Industrial and Commercial Training

ISSN: 0019-7858

Article publication date: 1 July 2000

Keywords

Citation

(2000), "Research shows online learning set to come of age", Industrial and Commercial Training, Vol. 32 No. 4. https://doi.org/10.1108/ict.2000.03732dab.003

Publisher

:

Emerald Group Publishing Limited

Copyright © 2000, MCB UP Limited


Research shows online learning set to come of age

Research shows online learning set to come of age

Keywords Internet, Online, Learning, Market research

A market research study commissioned by British Telecommunications plc and Futuremedia plc for Solstra, the integrated learning solution, shows that the overall growth of Internet and intranet use is encouraging HR managers to take a closer look at online learning, with nearly 40 per cent of companies either using or planning to use online learning in the near future.

The research follows on from a similar study commissioned for Solstra 12 months earlier. The project was designed to track the changes in awareness, use and attitudes towards online learning amongst HR and training managers in organizations with over 500 employees.

The 1999 study revealed that currently 21 per cent of companies are using or implementing online learning (that is training and job support information delivered over the Internet or corporate intranet direct to an employee's desktop) with a further 18 per cent planning to do so within the next 12 months. Out of those companies already using online learning, over 30 per cent said they had seen a fairly significant return on their investment yet the majority (53 per cent) believe that it is still too early to tell.

The growth in awareness and use of online learning has been facilitated by the general acceptance of Internet technology as a whole. For example, the number of companies using intranets has soared by 21 per cent from only 51 per cent in 1998 to 72 per cent in 1999, whilst the numbers with access to the Internet have remained constant at around 86 per cent.

The survey also found evidence to support the argument that more and more people are living a "Web lifestyle" where they instinctively turn to the Net for information. Forty per cent of HR managers said they would go to the Internet to find out more information on online learning products. In fact, general awareness of the Internet as a means of delivering online learning has tripled over the past year from only 8 per cent in 1998 to 24 per cent in 1999, with 43 per cent of HR managers actually having seen online learning in action.

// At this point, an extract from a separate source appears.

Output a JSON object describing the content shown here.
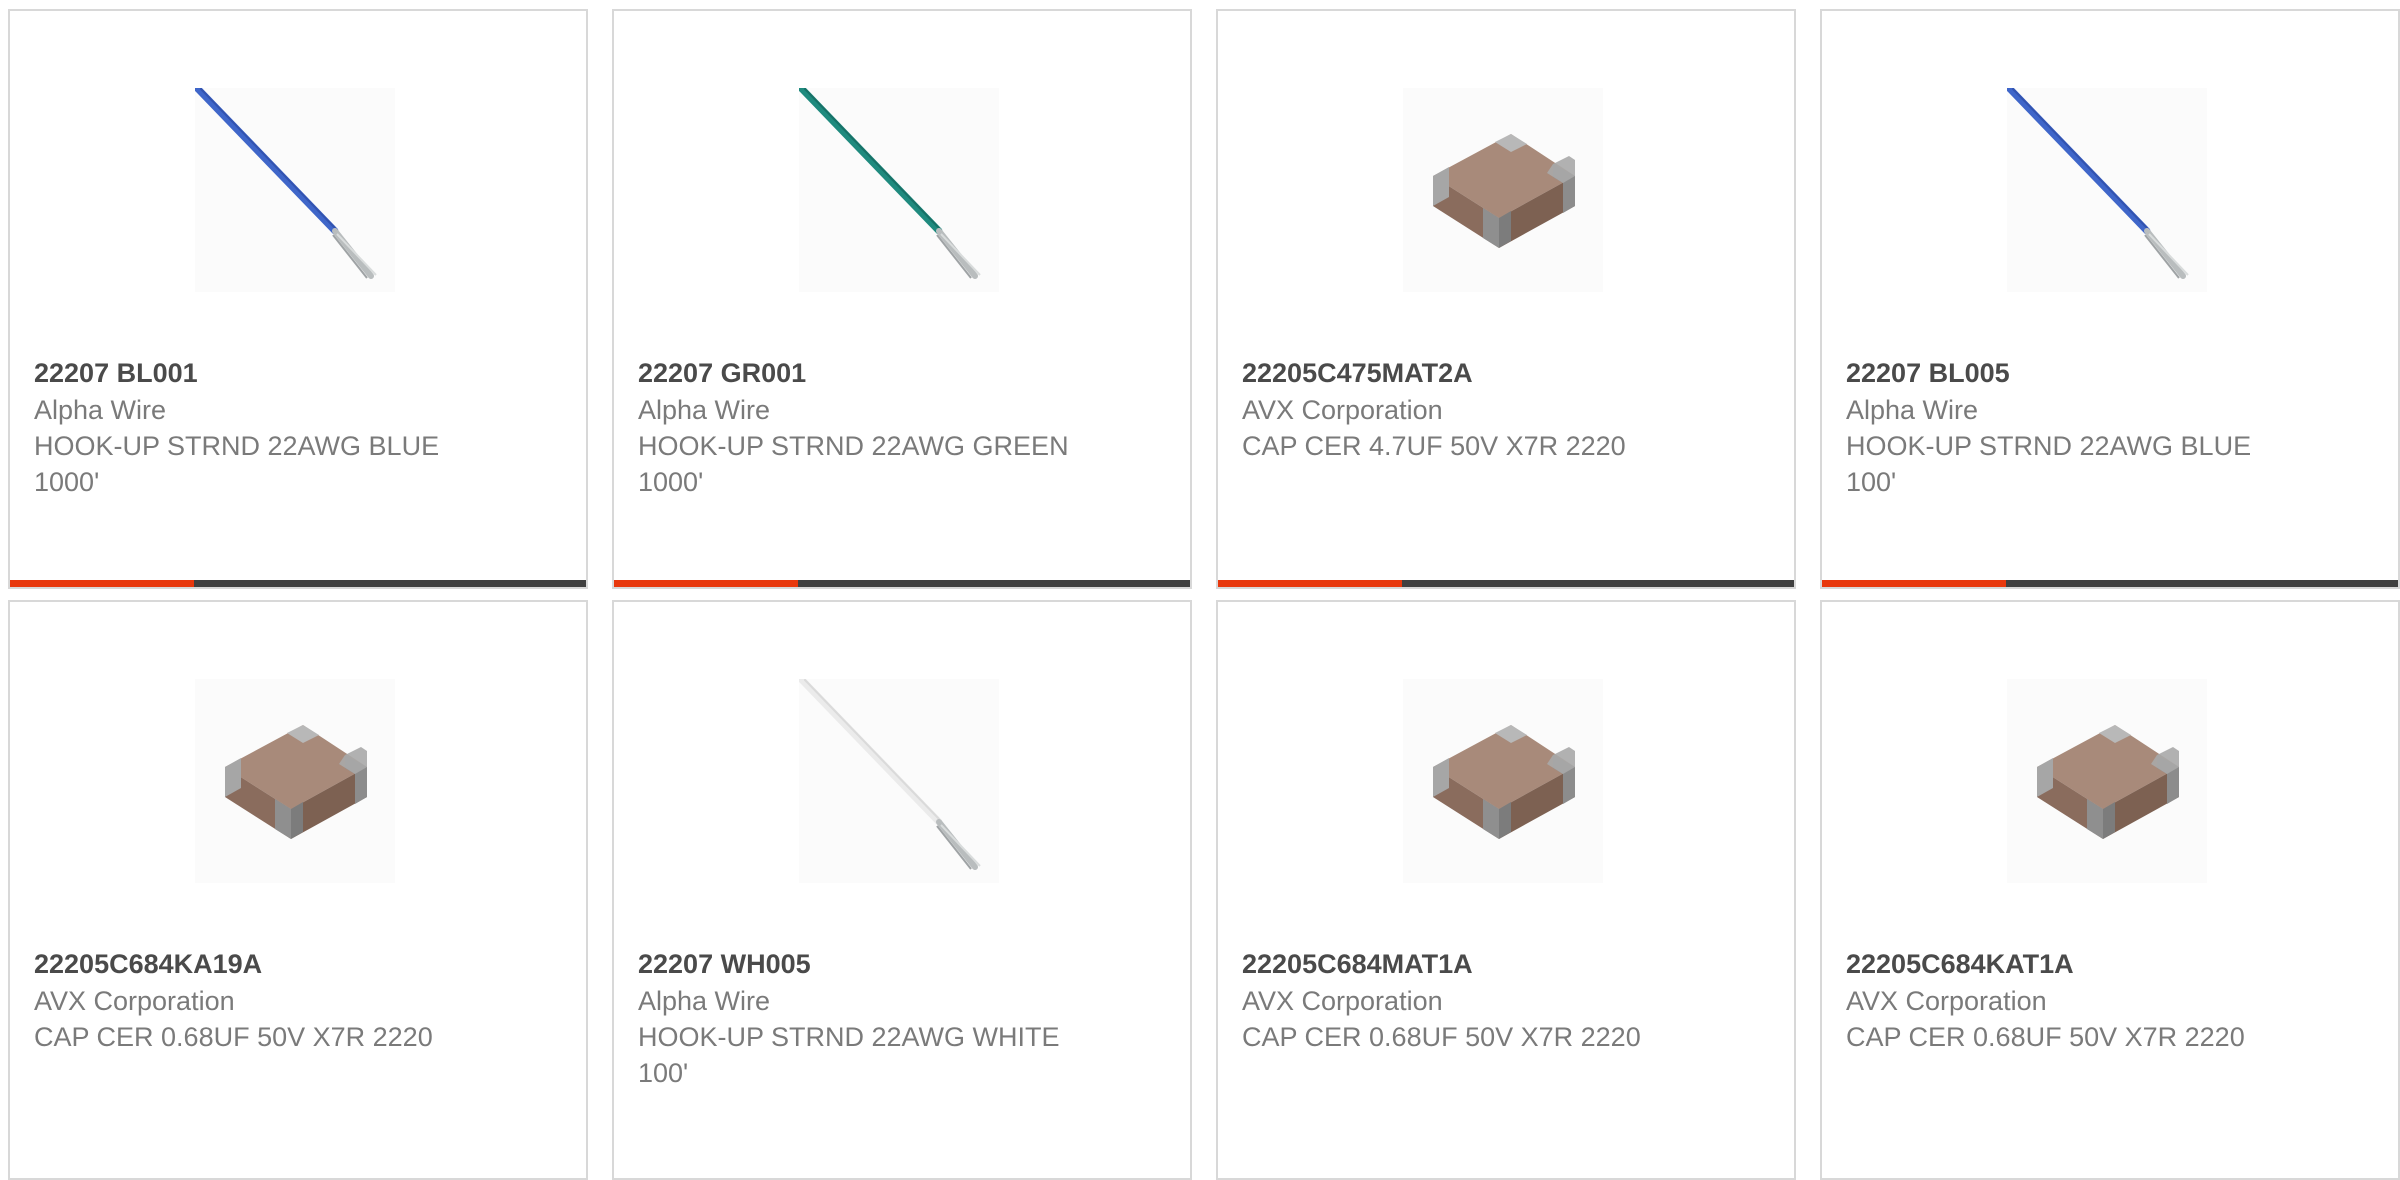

The growth in this Internet awareness, coupled with the fact that more and more companies are using intranets, is enabling HR managers to re-evaluate their approach to the delivery of learning and allowing them to integrate both traditional and online methods. Given the fact that the Internet is widely accepted in the workplace, 62 per cent of HR managers now think that their staff would be receptive to online learning with 79 per cent believing that IT managers would also be in favour.

The benefits of being able to learn online as and when it suits you, the business and the customer continue to be well understood. The study found that 99 per cent of respondents, a slight increase on 1998 figures, agreed that online systems let employees learn at their own pace. Almost nine out of ten people, the same as in 1998, acknowledged that such systems allow the online learner to access training and job support information when- and wherever they choose. This year, 82 per cent (78 per cent in 1998) of those questioned recognised the fact that this technology is an excellent means of delivering information tailored to meet specific business needs.

However, although the awareness of the benefits of online learning remains high, there is still a strong perception that online learning would leave staff feeling isolated. Sixty-one per cent voiced concerns over this compared with 65 per cent in 1998 but the feeling that online learning would be unsuitable for group work has been overcome with 52 per cent now seeing the collaborative benefits that online learning can bring.

Further information on Solstra is available on the Internet at www.solstra.com